··· RECORDS FOR THIS EXERCISE

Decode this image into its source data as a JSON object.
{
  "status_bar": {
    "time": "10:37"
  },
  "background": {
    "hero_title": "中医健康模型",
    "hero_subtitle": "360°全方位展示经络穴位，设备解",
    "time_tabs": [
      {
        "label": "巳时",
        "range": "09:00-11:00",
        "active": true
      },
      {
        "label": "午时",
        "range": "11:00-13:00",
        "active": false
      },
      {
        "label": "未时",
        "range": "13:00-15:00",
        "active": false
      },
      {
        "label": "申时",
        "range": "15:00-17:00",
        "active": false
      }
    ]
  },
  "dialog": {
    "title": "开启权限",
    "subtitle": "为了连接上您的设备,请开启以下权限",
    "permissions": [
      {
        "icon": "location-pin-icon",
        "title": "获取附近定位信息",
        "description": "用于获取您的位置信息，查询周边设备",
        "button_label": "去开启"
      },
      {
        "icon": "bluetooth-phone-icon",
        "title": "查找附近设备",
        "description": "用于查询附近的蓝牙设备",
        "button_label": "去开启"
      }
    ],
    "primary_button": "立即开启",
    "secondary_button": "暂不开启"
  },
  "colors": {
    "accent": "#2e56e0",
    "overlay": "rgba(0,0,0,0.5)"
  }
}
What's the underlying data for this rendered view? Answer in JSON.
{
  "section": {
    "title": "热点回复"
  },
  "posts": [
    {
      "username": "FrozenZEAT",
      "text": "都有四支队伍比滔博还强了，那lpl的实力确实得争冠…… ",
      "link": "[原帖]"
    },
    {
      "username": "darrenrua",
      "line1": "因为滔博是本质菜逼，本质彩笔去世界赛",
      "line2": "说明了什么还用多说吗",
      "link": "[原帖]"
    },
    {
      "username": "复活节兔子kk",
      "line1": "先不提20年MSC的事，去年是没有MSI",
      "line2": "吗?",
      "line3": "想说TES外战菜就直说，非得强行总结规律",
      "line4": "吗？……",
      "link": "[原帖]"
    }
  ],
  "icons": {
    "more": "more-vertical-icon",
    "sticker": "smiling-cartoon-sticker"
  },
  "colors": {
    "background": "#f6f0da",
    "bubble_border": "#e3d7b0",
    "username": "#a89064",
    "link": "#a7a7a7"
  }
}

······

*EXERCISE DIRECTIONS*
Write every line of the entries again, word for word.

*SOLUTION FOR THIS EXERCISE*
Decode this image into its source data as a JSON object.
{
  "status_bar": {
    "time": "10:37"
  },
  "background": {
    "hero_title": "中医健康模型",
    "hero_subtitle": "360°全方位展示经络穴位，设备解",
    "time_tabs": [
      {
        "label": "巳时",
        "range": "09:00-11:00",
        "active": true
      },
      {
        "label": "午时",
        "range": "11:00-13:00",
        "active": false
      },
      {
        "label": "未时",
        "range": "13:00-15:00",
        "active": false
      },
      {
        "label": "申时",
        "range": "15:00-17:00",
        "active": false
      }
    ]
  },
  "dialog": {
    "title": "开启权限",
    "subtitle": "为了连接上您的设备,请开启以下权限",
    "permissions": [
      {
        "icon": "location-pin-icon",
        "title": "获取附近定位信息",
        "description": "用于获取您的位置信息，查询周边设备",
        "button_label": "去开启"
      },
      {
        "icon": "bluetooth-phone-icon",
        "title": "查找附近设备",
        "description": "用于查询附近的蓝牙设备",
        "button_label": "去开启"
      }
    ],
    "primary_button": "立即开启",
    "secondary_button": "暂不开启"
  },
  "colors": {
    "accent": "#2e56e0",
    "overlay": "rgba(0,0,0,0.5)"
  }
}
What's the underlying data for this rendered view? Answer in JSON.
{
  "section": {
    "title": "热点回复"
  },
  "posts": [
    {
      "username": "FrozenZEAT",
      "text": "都有四支队伍比滔博还强了，那lpl的实力确实得争冠…… ",
      "link": "[原帖]"
    },
    {
      "username": "darrenrua",
      "line1": "因为滔博是本质菜逼，本质彩笔去世界赛",
      "line2": "说明了什么还用多说吗",
      "link": "[原帖]"
    },
    {
      "username": "复活节兔子kk",
      "line1": "先不提20年MSC的事，去年是没有MSI",
      "line2": "吗?",
      "line3": "想说TES外战菜就直说，非得强行总结规律",
      "line4": "吗？……",
      "link": "[原帖]"
    }
  ],
  "icons": {
    "more": "more-vertical-icon",
    "sticker": "smiling-cartoon-sticker"
  },
  "colors": {
    "background": "#f6f0da",
    "bubble_border": "#e3d7b0",
    "username": "#a89064",
    "link": "#a7a7a7"
  }
}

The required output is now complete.